For hematologist and University of Wisconsin- Milwaukee (UWM) Vice Chancellor Dr. Joan Prince, the best part of being a HistoryMaker is being able to speak to young crowds like the one she visited this past Tuesday afternoon at Milwaukee High School of the Arts (MHSA).
“I think it’s our job to give young people hope. It’s our job to help them craft their message,” Prince said.
A crowd of juniors at MHSA filed into the auditorium at 10 a.m.
There, they would learn about one little African- American girl that grew up to be a United Nations Ambassador and a university administrator – in essence, a leader.
Prince’s address to the teens was part of a new effort by The HistoryMakers – a group working to create the nation’s largest oral collection of African American history – to show Black youth what a leader looks like and how to become one.
According to Prince, the city’s youth, African American or not, could especially benefit from such an initiative.
“I think it’s particularly important for all people, not just African Americans, to know about African American history and African American leadership, particularly as it relates to Milwaukee,” said Prince.
Prince began her speech by asking students if they were from Milwaukee. Majority rose their hands. She smiled and mentioned that she grew up on 12th and Center Streets.
Her childhood home, where she grew up as the youngest of four siblings, was located within the 53206 zip code, which has been nationally noticed for its high rate of previously incarcerated residents.
However, Prince’s message was not to focus on where you start.
Rather, she implied that what’s more important is where you end up.
“You can shoot for the stars,” said Prince. “Don’t let this zip code be your boundary.”
She grabbed students’ attention with an anecdote recalling the time the White House called to tell her she’d been chosen to be a U.S. Ambassador to the United Nations.
She thought it was a prank phone call from her brother and hung up not once, but twice. She would later meet President Barack Obama and discover that he planned to send her to New York City to become an ambassador.
Then, Prince turned the conversation to the students. She urged them to plan for life beyond high school.
“You have to keep working,” Prince told the juniors.
She invited students to visit her at UWM and mentioned that she may come back to MHSA again next year to speak to the them as seniors.
Prince’s speech was one of two that HistoryMakers put on to take place at MHSA on Tuesday.
Baseball player and social worker Dennis “Bose” Biddle spoke to a group of students earlier that day.

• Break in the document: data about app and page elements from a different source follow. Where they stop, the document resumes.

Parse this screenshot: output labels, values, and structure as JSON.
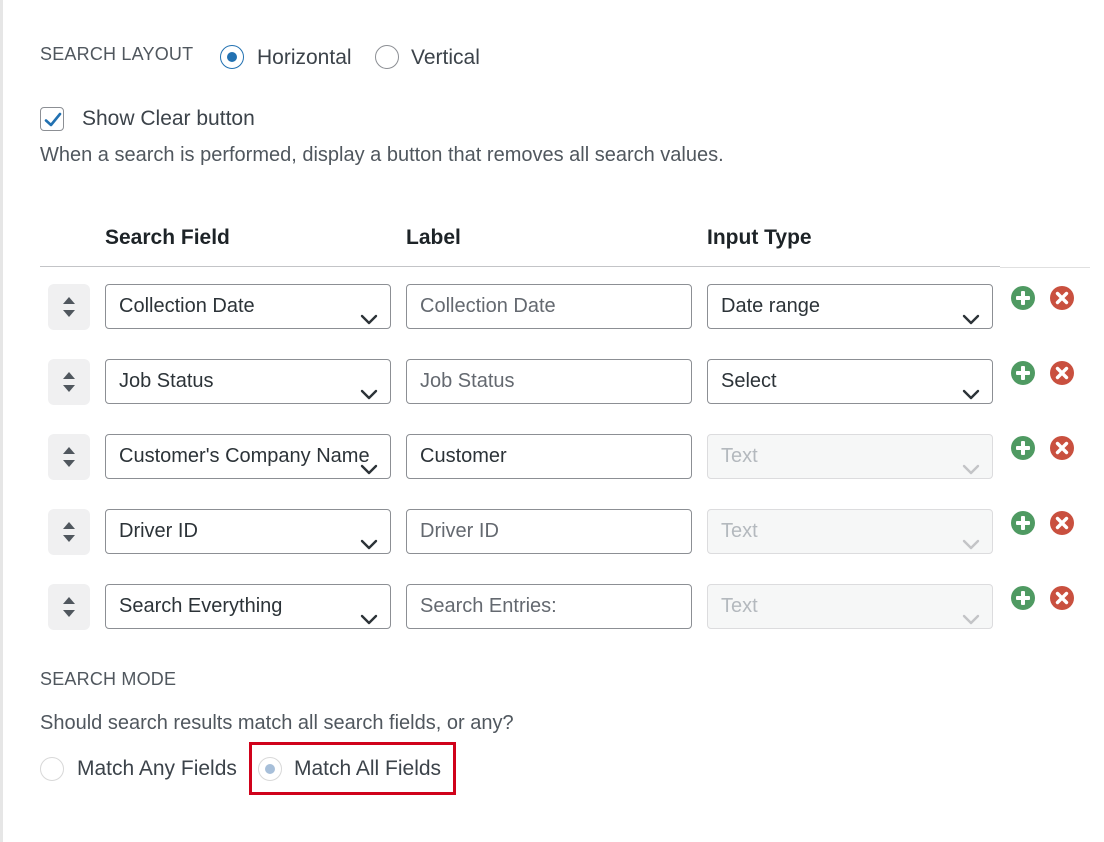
{
  "search_layout": {
    "heading": "SEARCH LAYOUT",
    "options": [
      "Horizontal",
      "Vertical"
    ],
    "selected": "Horizontal"
  },
  "clear_button": {
    "label": "Show Clear button",
    "checked": true,
    "description": "When a search is performed, display a button that removes all search values."
  },
  "table": {
    "headers": [
      "Search Field",
      "Label",
      "Input Type"
    ],
    "rows": [
      {
        "field": "Collection Date",
        "label": "Collection Date",
        "label_is_placeholder": true,
        "input_type": "Date range",
        "input_type_disabled": false
      },
      {
        "field": "Job Status",
        "label": "Job Status",
        "label_is_placeholder": true,
        "input_type": "Select",
        "input_type_disabled": false
      },
      {
        "field": "Customer's Company Name",
        "label": "Customer",
        "label_is_placeholder": false,
        "input_type": "Text",
        "input_type_disabled": true
      },
      {
        "field": "Driver ID",
        "label": "Driver ID",
        "label_is_placeholder": true,
        "input_type": "Text",
        "input_type_disabled": true
      },
      {
        "field": "Search Everything",
        "label": "Search Entries:",
        "label_is_placeholder": true,
        "input_type": "Text",
        "input_type_disabled": true
      }
    ]
  },
  "search_mode": {
    "heading": "SEARCH MODE",
    "question": "Should search results match all search fields, or any?",
    "options": [
      "Match Any Fields",
      "Match All Fields"
    ],
    "selected": "Match All Fields"
  },
  "icons": {
    "drag": "sort-arrows-icon",
    "add": "plus-circle-icon",
    "remove": "x-circle-icon",
    "chevron": "chevron-down-icon"
  },
  "colors": {
    "accent": "#2271b1",
    "add_green": "#4f9a62",
    "remove_red": "#c9503f",
    "highlight": "#d0021b"
  }
}
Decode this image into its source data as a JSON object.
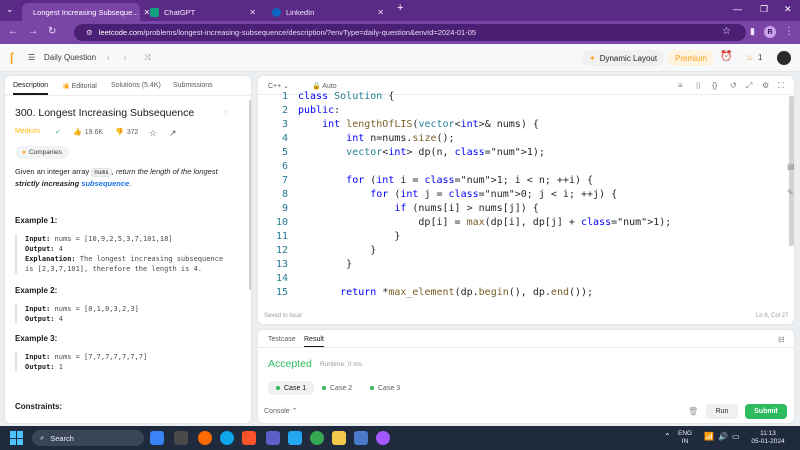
{
  "browser": {
    "tabs": [
      {
        "title": "Longest Increasing Subseque...",
        "fav_color": "#ffa116",
        "active": true
      },
      {
        "title": "ChatGPT",
        "fav_color": "#10a37f",
        "active": false
      },
      {
        "title": "LinkedIn",
        "fav_color": "#0a66c2",
        "active": false
      }
    ],
    "url_host": "leetcode.com",
    "url_path": "/problems/longest-increasing-subsequence/description/?envType=daily-question&envId=2024-01-05",
    "profile_letter": "R"
  },
  "lc_header": {
    "daily_question": "Daily Question",
    "dynamic_layout": "Dynamic Layout",
    "premium": "Premium",
    "streak": "1"
  },
  "left": {
    "tabs": [
      "Description",
      "Editorial",
      "Solutions (5.4K)",
      "Submissions"
    ],
    "title": "300. Longest Increasing Subsequence",
    "difficulty": "Medium",
    "likes": "19.6K",
    "dislikes": "372",
    "companies": "Companies",
    "desc_a": "Given an integer array ",
    "desc_code": "nums",
    "desc_b": ", return the length of the longest ",
    "desc_strictly": "strictly increasing",
    "desc_link": "subsequence",
    "desc_end": ".",
    "examples": [
      {
        "title": "Example 1:",
        "input_label": "Input:",
        "input": " nums = [10,9,2,5,3,7,101,18]",
        "output_label": "Output:",
        "output": " 4",
        "expl_label": "Explanation:",
        "expl_1": " The longest increasing subsequence",
        "expl_2": "is [2,3,7,101], therefore the length is 4."
      },
      {
        "title": "Example 2:",
        "input_label": "Input:",
        "input": " nums = [0,1,0,3,2,3]",
        "output_label": "Output:",
        "output": " 4"
      },
      {
        "title": "Example 3:",
        "input_label": "Input:",
        "input": " nums = [7,7,7,7,7,7,7]",
        "output_label": "Output:",
        "output": " 1"
      }
    ],
    "constraints": "Constraints:"
  },
  "editor": {
    "language": "C++",
    "mode": "Auto",
    "saved": "Saved to local",
    "cursor": "Ln 8, Col 27",
    "lines": [
      {
        "n": "1",
        "code": "class Solution {"
      },
      {
        "n": "2",
        "code": "public:"
      },
      {
        "n": "3",
        "code": "    int lengthOfLIS(vector<int>& nums) {"
      },
      {
        "n": "4",
        "code": "        int n=nums.size();"
      },
      {
        "n": "5",
        "code": "        vector<int> dp(n, 1);"
      },
      {
        "n": "6",
        "code": ""
      },
      {
        "n": "7",
        "code": "        for (int i = 1; i < n; ++i) {"
      },
      {
        "n": "8",
        "code": "            for (int j = 0; j < i; ++j) {"
      },
      {
        "n": "9",
        "code": "                if (nums[i] > nums[j]) {"
      },
      {
        "n": "10",
        "code": "                    dp[i] = max(dp[i], dp[j] + 1);"
      },
      {
        "n": "11",
        "code": "                }"
      },
      {
        "n": "12",
        "code": "            }"
      },
      {
        "n": "13",
        "code": "        }"
      },
      {
        "n": "14",
        "code": ""
      },
      {
        "n": "15",
        "code": "       return *max_element(dp.begin(), dp.end());"
      }
    ]
  },
  "result": {
    "tabs": [
      "Testcase",
      "Result"
    ],
    "status": "Accepted",
    "runtime": "Runtime: 0 ms",
    "cases": [
      "Case 1",
      "Case 2",
      "Case 3"
    ],
    "console": "Console",
    "run": "Run",
    "submit": "Submit"
  },
  "taskbar": {
    "search": "Search",
    "lang": "ENG",
    "region": "IN",
    "time": "11:13",
    "date": "05-01-2024"
  }
}
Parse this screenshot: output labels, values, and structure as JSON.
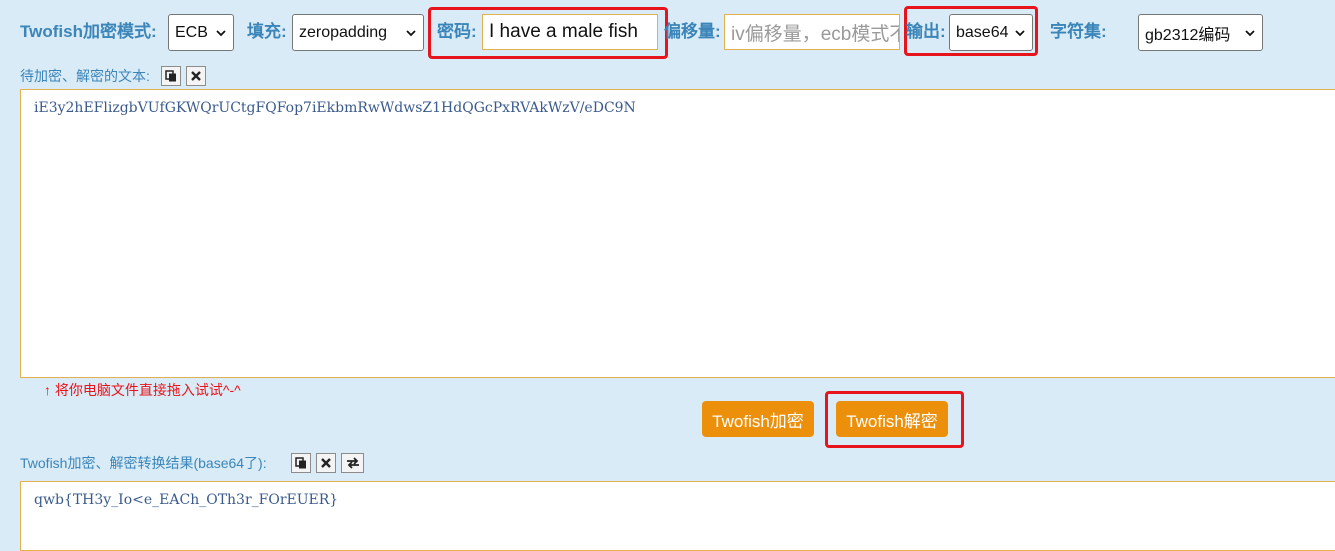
{
  "toolbar": {
    "mode_label": "Twofish加密模式:",
    "mode_value": "ECB",
    "padding_label": "填充:",
    "padding_value": "zeropadding",
    "key_label": "密码:",
    "key_value": "I have a male fish",
    "iv_label": "偏移量:",
    "iv_placeholder": "iv偏移量，ecb模式不用填写",
    "output_label": "输出:",
    "output_value": "base64",
    "charset_label": "字符集:",
    "charset_value": "gb2312编码"
  },
  "input_section": {
    "label": "待加密、解密的文本:",
    "text": "iE3y2hEFlizgbVUfGKWQrUCtgFQFop7iEkbmRwWdwsZ1HdQGcPxRVAkWzV/eDC9N",
    "hint": "↑ 将你电脑文件直接拖入试试^-^"
  },
  "actions": {
    "encrypt_label": "Twofish加密",
    "decrypt_label": "Twofish解密"
  },
  "result_section": {
    "label": "Twofish加密、解密转换结果(base64了):",
    "text": "qwb{TH3y_Io<e_EACh_OTh3r_FOrEUER}"
  },
  "colors": {
    "accent": "#ec900c",
    "label": "#3b85b9",
    "highlight": "#e8141c",
    "background": "#d9ebf6"
  }
}
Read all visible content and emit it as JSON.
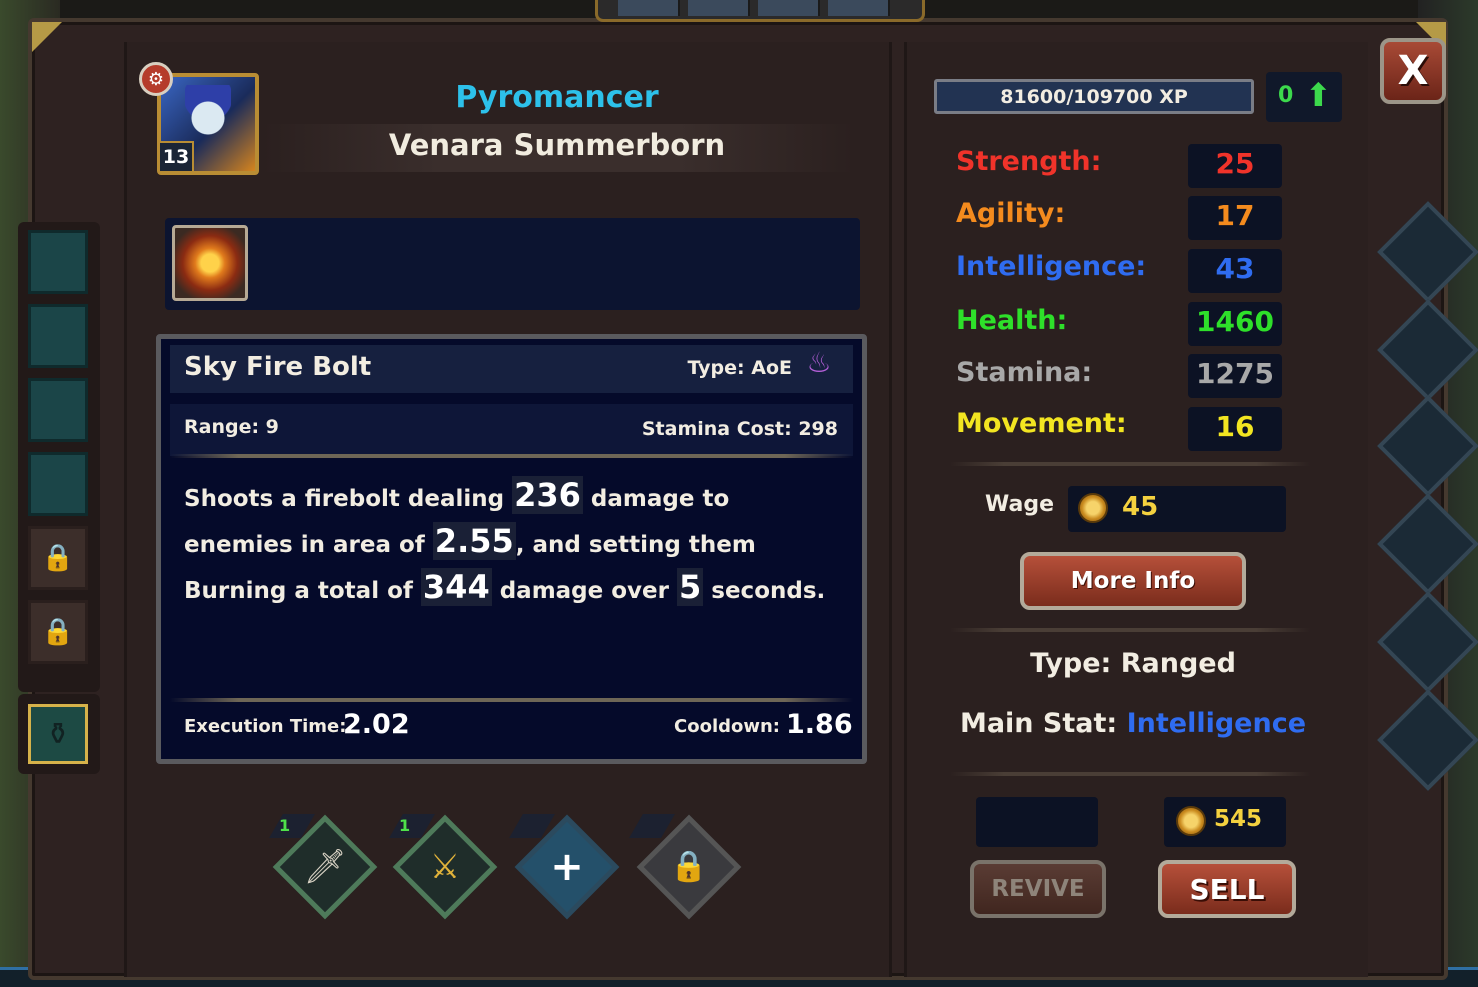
{
  "hero": {
    "class": "Pyromancer",
    "name": "Venara Summerborn",
    "level": "13"
  },
  "ability": {
    "name": "Sky Fire Bolt",
    "type": "Type: AoE",
    "range": "Range: 9",
    "stamina_cost": "Stamina Cost: 298",
    "desc": {
      "p1": "Shoots a firebolt dealing ",
      "n1": "236",
      "p2": " damage to enemies in area of ",
      "n2": "2.55",
      "p3": ", and setting them Burning a total of ",
      "n3": "344",
      "p4": " damage over ",
      "n4": "5",
      "p5": " seconds."
    },
    "execution_label": "Execution Time:",
    "execution_value": "2.02",
    "cooldown_label": "Cooldown:",
    "cooldown_value": "1.86"
  },
  "ability_slots": [
    {
      "count": "1",
      "icon": "sword-icon"
    },
    {
      "count": "1",
      "icon": "hero-icon"
    },
    {
      "count": "",
      "icon": "plus-icon"
    },
    {
      "count": "",
      "icon": "lock-icon"
    }
  ],
  "xp": {
    "text": "81600/109700 XP",
    "upgrade_points": "0"
  },
  "stats": [
    {
      "label": "Strength:",
      "value": "25",
      "color": "#f0332a"
    },
    {
      "label": "Agility:",
      "value": "17",
      "color": "#f48b1e"
    },
    {
      "label": "Intelligence:",
      "value": "43",
      "color": "#2f6cf0"
    },
    {
      "label": "Health:",
      "value": "1460",
      "color": "#2ee02a"
    },
    {
      "label": "Stamina:",
      "value": "1275",
      "color": "#a8a8a8"
    },
    {
      "label": "Movement:",
      "value": "16",
      "color": "#f2e521"
    }
  ],
  "wage": {
    "label": "Wage",
    "value": "45"
  },
  "buttons": {
    "more_info": "More Info",
    "close": "X",
    "revive": "REVIVE",
    "sell": "SELL"
  },
  "info": {
    "type_line": "Type: Ranged",
    "main_stat_label": "Main Stat: ",
    "main_stat_value": "Intelligence"
  },
  "sell_price": "545"
}
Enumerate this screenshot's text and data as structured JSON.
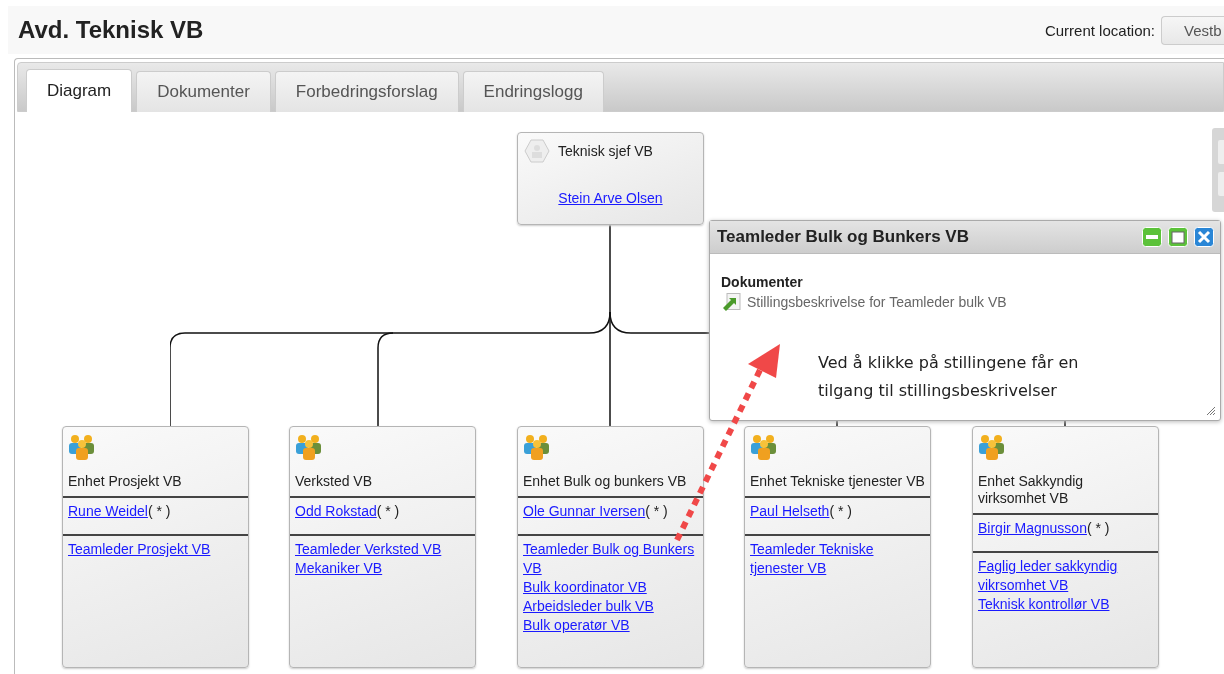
{
  "header": {
    "title": "Avd. Teknisk VB",
    "location_label": "Current location:",
    "location_value": "Vestb"
  },
  "tabs": [
    {
      "label": "Diagram",
      "selected": true
    },
    {
      "label": "Dokumenter",
      "selected": false
    },
    {
      "label": "Forbedringsforslag",
      "selected": false
    },
    {
      "label": "Endringslogg",
      "selected": false
    }
  ],
  "diagram": {
    "root": {
      "title": "Teknisk sjef VB",
      "person": "Stein Arve Olsen"
    },
    "units": [
      {
        "title": "Enhet Prosjekt VB",
        "person": "Rune Weidel",
        "marker": "( * )",
        "roles": [
          "Teamleder Prosjekt VB"
        ]
      },
      {
        "title": "Verksted VB",
        "person": "Odd Rokstad",
        "marker": "( * )",
        "roles": [
          "Teamleder Verksted VB",
          "Mekaniker VB"
        ]
      },
      {
        "title": "Enhet Bulk og bunkers VB",
        "person": "Ole Gunnar Iversen",
        "marker": "( * )",
        "roles": [
          "Teamleder Bulk og Bunkers VB",
          "Bulk koordinator VB",
          "Arbeidsleder bulk VB",
          "Bulk operatør VB"
        ]
      },
      {
        "title": "Enhet Tekniske tjenester VB",
        "person": "Paul Helseth",
        "marker": "( * )",
        "roles": [
          "Teamleder Tekniske tjenester VB"
        ]
      },
      {
        "title": "Enhet Sakkyndig virksomhet VB",
        "person": "Birgir Magnusson",
        "marker": "( * )",
        "roles": [
          "Faglig leder sakkyndig vikrsomhet VB",
          "Teknisk kontrollør VB"
        ]
      }
    ]
  },
  "popup": {
    "title": "Teamleder Bulk og Bunkers VB",
    "section": "Dokumenter",
    "documents": [
      "Stillingsbeskrivelse for Teamleder bulk VB"
    ],
    "annotation": "Ved å klikke på stillingene får en tilgang til stillingsbeskrivelser"
  }
}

Other HistoryMakers will be making similar visits to schools.
U.S. Secretary of Education Arne Duncan is working with The HistoryMakers to send 400 African American leaders “back to school” to meet with students and perform as role models for young adults.